"We're not aware of any active attacks against these vulnerabilities currently," Christopher Budd from Trend Micro wrote in the blog post. "But the only way to protect your Windows systems from potential attacks against these or other vulnerabilities in Apple QuickTime now is to uninstall it."
So why did the US Department of Homeland Security get involved?
It states, “Computers running QuickTime for Windows will continue to work after support ends. However, using unsupported software may increase the risks from viruses and other security threats. Potential negative consequences include loss of confidentiality, integrity, or availability of data, as well as damage to system resources or business assets. The only mitigation available is to uninstall QuickTime for Windows.”
A great many government computers have QuickTime running to support iPhones and iTunes. Without making a definite ‘must remove’ statement government computers would be at risk.

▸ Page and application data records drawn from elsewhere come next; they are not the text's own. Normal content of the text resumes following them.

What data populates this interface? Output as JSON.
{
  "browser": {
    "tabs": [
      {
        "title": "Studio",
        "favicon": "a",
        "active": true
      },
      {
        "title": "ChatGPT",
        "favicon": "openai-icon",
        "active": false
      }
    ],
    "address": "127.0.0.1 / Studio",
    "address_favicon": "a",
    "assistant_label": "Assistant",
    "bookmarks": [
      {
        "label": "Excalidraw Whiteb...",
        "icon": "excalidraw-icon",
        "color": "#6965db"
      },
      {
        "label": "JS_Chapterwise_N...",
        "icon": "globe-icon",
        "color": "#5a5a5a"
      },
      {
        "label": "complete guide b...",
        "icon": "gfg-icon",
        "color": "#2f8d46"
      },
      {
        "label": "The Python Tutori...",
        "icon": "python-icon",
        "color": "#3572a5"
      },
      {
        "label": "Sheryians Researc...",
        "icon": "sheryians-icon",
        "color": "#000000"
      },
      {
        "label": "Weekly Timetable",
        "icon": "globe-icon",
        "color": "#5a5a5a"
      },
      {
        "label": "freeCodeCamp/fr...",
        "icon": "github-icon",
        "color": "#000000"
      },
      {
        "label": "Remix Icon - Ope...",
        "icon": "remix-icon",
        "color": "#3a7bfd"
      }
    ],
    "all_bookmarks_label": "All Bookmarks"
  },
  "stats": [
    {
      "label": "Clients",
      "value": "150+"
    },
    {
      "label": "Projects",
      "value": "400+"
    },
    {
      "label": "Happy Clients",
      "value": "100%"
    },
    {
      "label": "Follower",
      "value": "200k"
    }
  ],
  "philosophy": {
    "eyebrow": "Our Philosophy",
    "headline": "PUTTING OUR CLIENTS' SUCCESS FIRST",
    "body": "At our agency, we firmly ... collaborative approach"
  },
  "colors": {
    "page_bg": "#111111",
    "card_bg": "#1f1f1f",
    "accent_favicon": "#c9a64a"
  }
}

Trend Micro agrees that this is an urgent, ‘uninstall today’, call to action. Zero Day Initiative has just released two advisories ZDI-16-241 and ZDI-16-242 detailing two new, critical vulnerabilities affecting QuickTime for Windows. These advisories are have been released in accordance with the Zero Day Initiative’s Disclosure Policy for when a vendor does not issue a security patch for a disclosed vulnerability. And because Apple is no longer providing security updates for QuickTime on Windows, these vulnerabilities are never going to be patched.

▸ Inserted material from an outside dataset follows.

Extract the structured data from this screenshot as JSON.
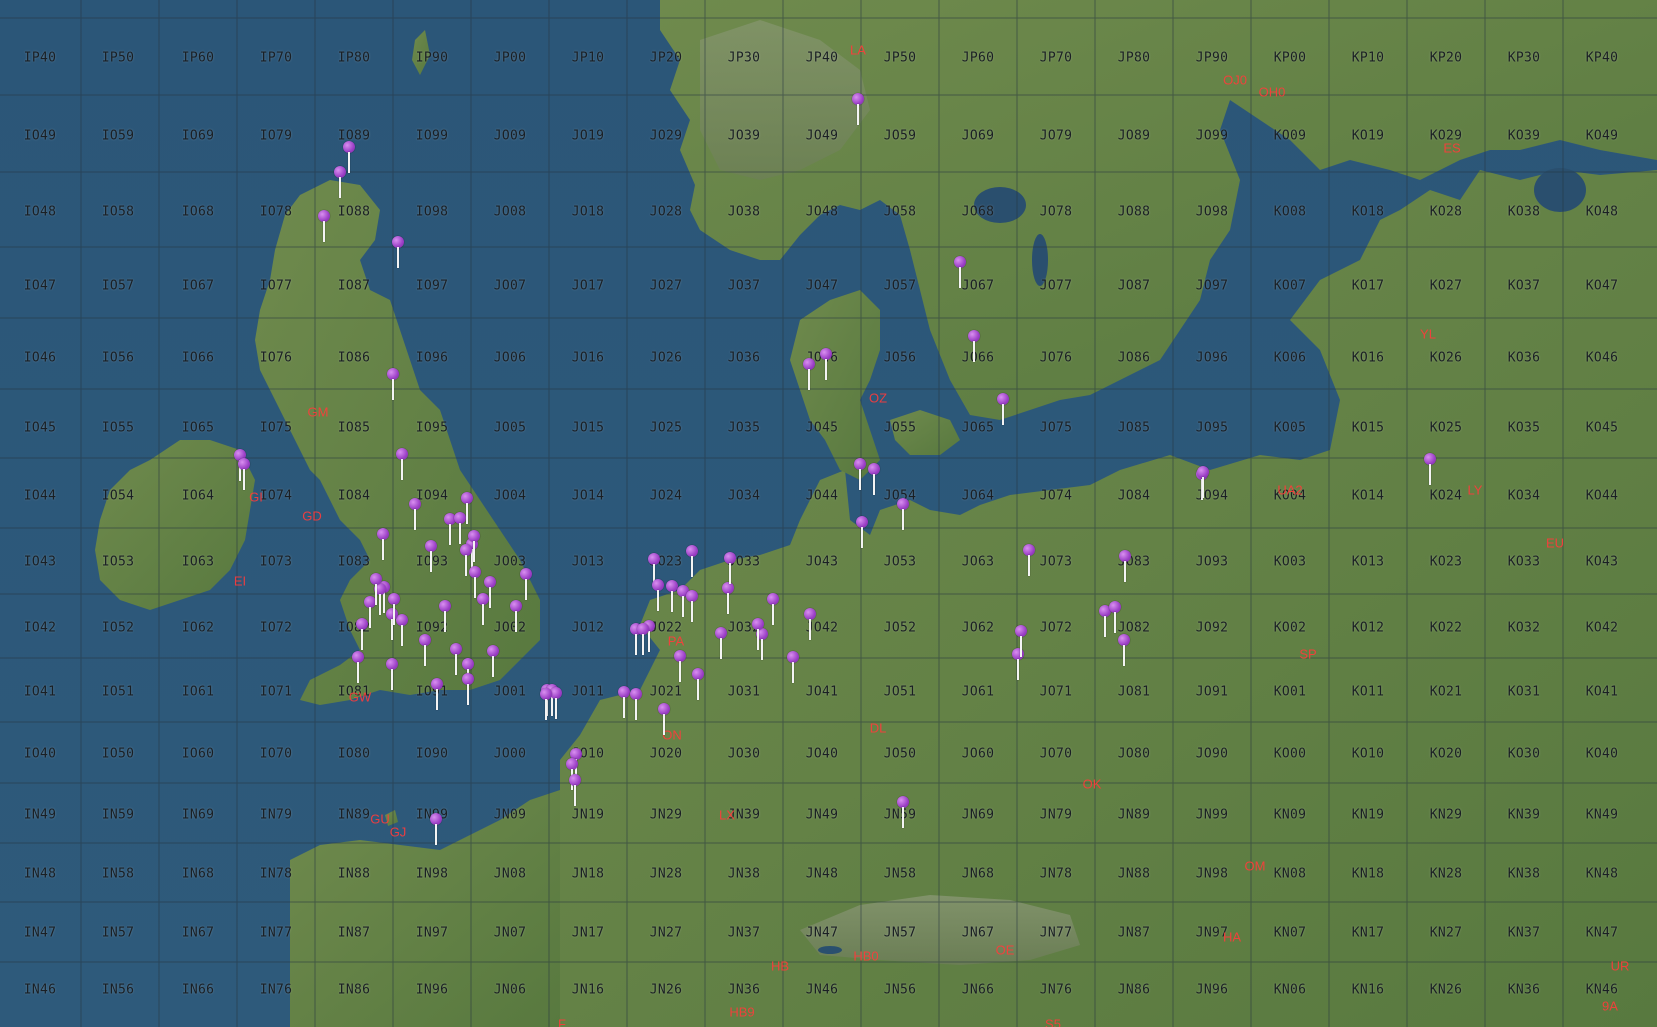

Users are advised not to use QuickTime Lite or any player based on QuickTime code.